Baroness Warsi, if you happen to be reading I strongly suggest that you read my appeal for an English civic nationalism.

The Scotsman article continues:

Positive Action in Housing director Robina Qureshi said: "The Scottish Government has openly challenged racism and fascism, which has brought about people having a strong sense of Scottish identity. 

"In England, that is not happening. David Cameron's message is 'you will be like one of us' and become English, which tends not to be inclusive."

Complete blithering nonsense. Cameron, Brown and Blair were/are all advocates for British identity or 'Britishness'; not one of them ever spoke out in favour of strengthening English identity, inclusive or otherwise. While the Scottish, Welsh and Northern Irish Governments have concentrated on fostering a patriotic civic nationalism in their countries, the British Government has completely ignored the case for an English civic nationalism.

This piece was originally published on the blog Toque.

Should we allow artificial intelligence to manage migration?

How is artificial intelligence being used in governing migration? What are the risks and opportunities that the emerging technology raises for both the state and the individual crossing a country’s borders?

Ryerson University’s Canada Excellence Research Chair in Migration and Integration and openDemocracy have teamed up to host this free live discussion on 15 April at 5pm UK time/12pm EDT.

Hear from:

Ana Beduschi Associate professor of law, University of Exeter

Hilary Evans Cameron Assistant professor, faculty of law, Ryerson University

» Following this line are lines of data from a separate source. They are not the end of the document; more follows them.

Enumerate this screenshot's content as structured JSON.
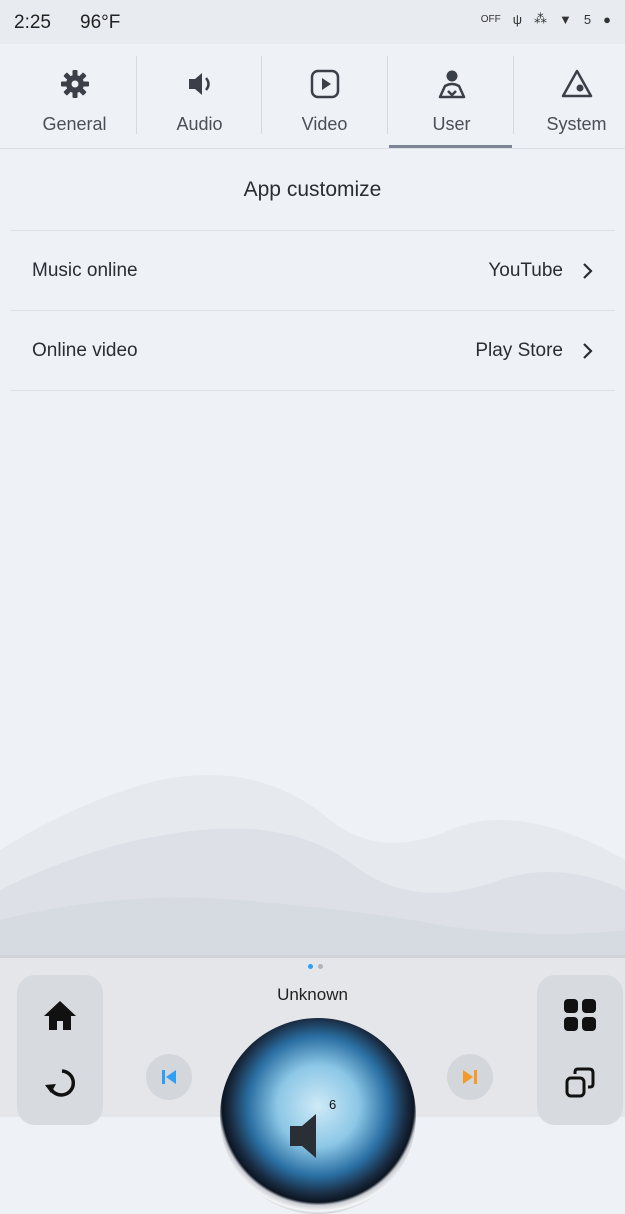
{
  "status": {
    "time": "2:25",
    "temp": "96°F",
    "off_label": "OFF",
    "signal_count": "5"
  },
  "tabs": [
    {
      "label": "General",
      "icon": "gear-icon"
    },
    {
      "label": "Audio",
      "icon": "speaker-icon"
    },
    {
      "label": "Video",
      "icon": "play-icon"
    },
    {
      "label": "User",
      "icon": "user-icon",
      "active": true
    },
    {
      "label": "System",
      "icon": "system-icon"
    }
  ],
  "section": {
    "title": "App customize"
  },
  "rows": [
    {
      "label": "Music online",
      "value": "YouTube"
    },
    {
      "label": "Online video",
      "value": "Play Store"
    }
  ],
  "dock": {
    "now_playing": "Unknown",
    "volume": "6",
    "page_dots": 2,
    "active_dot": 0,
    "colors": {
      "prev": "#2f9ef3",
      "next": "#f39a2a"
    }
  }
}
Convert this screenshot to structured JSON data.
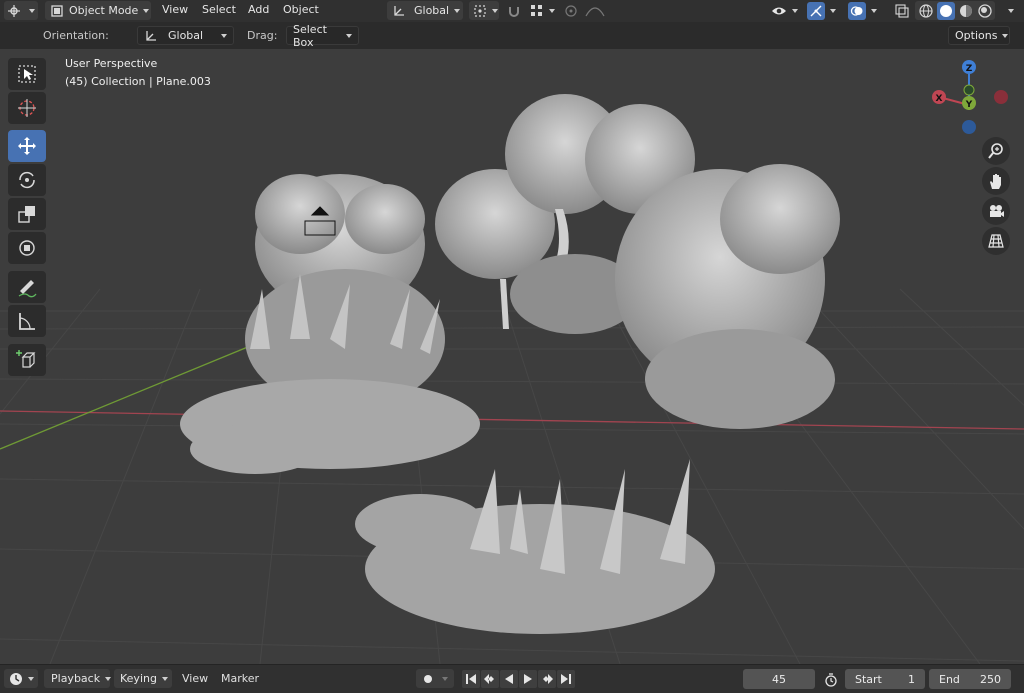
{
  "header": {
    "editor_type_icon": "3d-viewport-icon",
    "mode_label": "Object Mode",
    "menus": [
      "View",
      "Select",
      "Add",
      "Object"
    ],
    "transform_orientation": "Global"
  },
  "tool_settings": {
    "orientation_label": "Orientation:",
    "orientation_value": "Global",
    "drag_label": "Drag:",
    "drag_value": "Select Box",
    "options_label": "Options"
  },
  "viewport": {
    "view_name": "User Perspective",
    "collection_info": "(45) Collection | Plane.003",
    "gizmo_axes": {
      "x": "X",
      "y": "Y",
      "z": "Z"
    },
    "colors": {
      "background": "#3d3d3d",
      "x_axis": "#c04653",
      "y_axis": "#7fa83a",
      "z_axis": "#3f7fd6",
      "grid": "#4a4a4a",
      "foliage": "#bdbdbd"
    }
  },
  "toolbox": {
    "tools": [
      {
        "name": "select-box-tool",
        "icon": "select-box-icon",
        "active": false
      },
      {
        "name": "cursor-tool",
        "icon": "cursor-icon",
        "active": false
      },
      {
        "name": "move-tool",
        "icon": "move-icon",
        "active": true
      },
      {
        "name": "rotate-tool",
        "icon": "rotate-icon",
        "active": false
      },
      {
        "name": "scale-tool",
        "icon": "scale-icon",
        "active": false
      },
      {
        "name": "transform-tool",
        "icon": "transform-icon",
        "active": false
      },
      {
        "name": "annotate-tool",
        "icon": "annotate-icon",
        "active": false
      },
      {
        "name": "measure-tool",
        "icon": "measure-icon",
        "active": false
      },
      {
        "name": "add-cube-tool",
        "icon": "add-cube-icon",
        "active": false
      }
    ]
  },
  "timeline": {
    "playback_label": "Playback",
    "keying_label": "Keying",
    "view_label": "View",
    "marker_label": "Marker",
    "current_frame": "45",
    "start_label": "Start",
    "start_value": "1",
    "end_label": "End",
    "end_value": "250"
  }
}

Patrick McEvenue Senior director, Strategic Policy Branch, Immigration, Refugees and Citizenship Canada

Chair: Lucia Nalbandian Researcher, CERC Migration, Ryerson University

Who is bankrolling Britain's democracy? Which groups shape the stories we see in the press; which voices are silenced, and why? Sign up here to find out.

Comments

We encourage anyone to comment, please consult the oD commenting guidelines if you have any questions.
Audio available Bookmark Check Language Close Comments Download Facebook Link Email Newsletter Newsletter Play Print Share Twitter Youtube Search Instagram WhatsApp yourData